Navigating the Post-9/11 Mental Space Architecture and Expressionism in In the Shadow of No Towers by Aletta Verwoerd
On September 11, 2001, Art Spiegelman, son of Auschwitz survivors and renowned author of the Pulitzer Prize-winning graphic novel Maus (1992), found himself on a “ringside seat” to the attacks on the WTC (Spiegelman, 2004: p. 2). This was it; the moment his parents had anticipated when they taught him “to always keep [his] bags packed” (Spiegelman, 2004 ). Personal life and world history collided once again on Ground Zero and, after years of writing and illustrating for The New Yorker – though never combining the two disciplines – the cartoonist returned to the medium that he considers to be ultimately his own: comix.

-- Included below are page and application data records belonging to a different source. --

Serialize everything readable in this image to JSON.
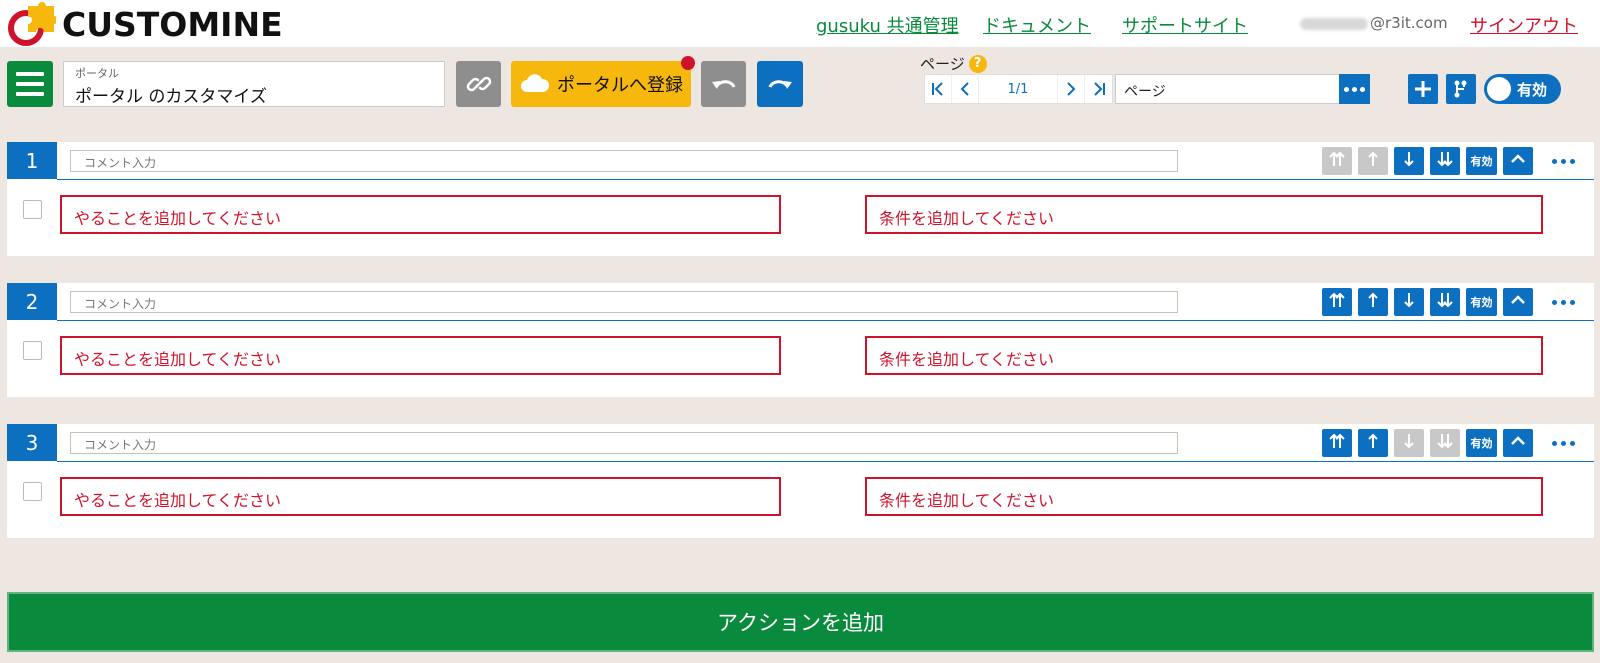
{
  "header": {
    "logo_text": "CUSTOMINE",
    "nav": [
      "gusuku 共通管理",
      "ドキュメント",
      "サポートサイト"
    ],
    "user_email": "@r3it.com",
    "signout": "サインアウト"
  },
  "toolbar": {
    "portal_label": "ポータル",
    "portal_value": "ポータル のカスタマイズ",
    "register_label": "ポータルへ登録"
  },
  "page_nav": {
    "label": "ページ",
    "help": "?",
    "page_number": "1/1",
    "page_select_value": "ページ",
    "toggle_label": "有効"
  },
  "actions": [
    {
      "number": "1",
      "comment_placeholder": "コメント入力",
      "enable_label": "有効",
      "todo": "やることを追加してください",
      "condition": "条件を追加してください",
      "move_top_enabled": false,
      "move_up_enabled": false,
      "move_down_enabled": true,
      "move_bottom_enabled": true
    },
    {
      "number": "2",
      "comment_placeholder": "コメント入力",
      "enable_label": "有効",
      "todo": "やることを追加してください",
      "condition": "条件を追加してください",
      "move_top_enabled": true,
      "move_up_enabled": true,
      "move_down_enabled": true,
      "move_bottom_enabled": true
    },
    {
      "number": "3",
      "comment_placeholder": "コメント入力",
      "enable_label": "有効",
      "todo": "やることを追加してください",
      "condition": "条件を追加してください",
      "move_top_enabled": true,
      "move_up_enabled": true,
      "move_down_enabled": false,
      "move_bottom_enabled": false
    }
  ],
  "add_action_label": "アクションを追加",
  "colors": {
    "brand_green": "#0a8a3c",
    "accent_blue": "#0d6fbf",
    "warning_red": "#d0122b",
    "register_yellow": "#f7b80e",
    "background": "#eee6e1"
  }
}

Spiegelman’s second opus In the Shadow of No Towers (2004) contains ten large-scale cardboard pages, each with an eclectic collection of images and frames: comic figures from the dawn of the twentieth century feature prominently in the autobiographical story that is further built on references to popular culture, including the author’s familiar ‘disguise’ as a mouse. Produced in the two years right after the attacks, the shape of the towers is frequently mirrored in both single panels and in page structures. All together, the book provides a nearly surreal report of life in lower Manhattan; the neighbourhood in which the absence of the Twin Towers was ultimately present. Further, in order to do justice to “oversized skyscrapers and outsized events” (Spiegelman, 2004) the templates are extraordinary in size; each of them designed to precisely fill a full newsprint page, in colour.
There are lots of ways philosophy and comics might be related. There are comics about philosophy and philosophers (Action Philosophers, Logicomix); other comics might be said to address philosophical issues without really being about philosophy or philosophers (Dinosaur Comics is sometimes like this); there is philosophy through comics — philosophical works that use comics to popularize philosophical ideas (see the Blackwell Philosophy and Pop Culture series); there are philosophically minded comics authors (Moore, Morrison and Ditko come to mind); and of course there are philosophers such as myself who like comics. (Philosophers in my department are well-known in the Leeds comics shops!) The philosophy of comics is something entirely different from all of these – it consists in the investigation of the philosophical questions raised by comics themselves.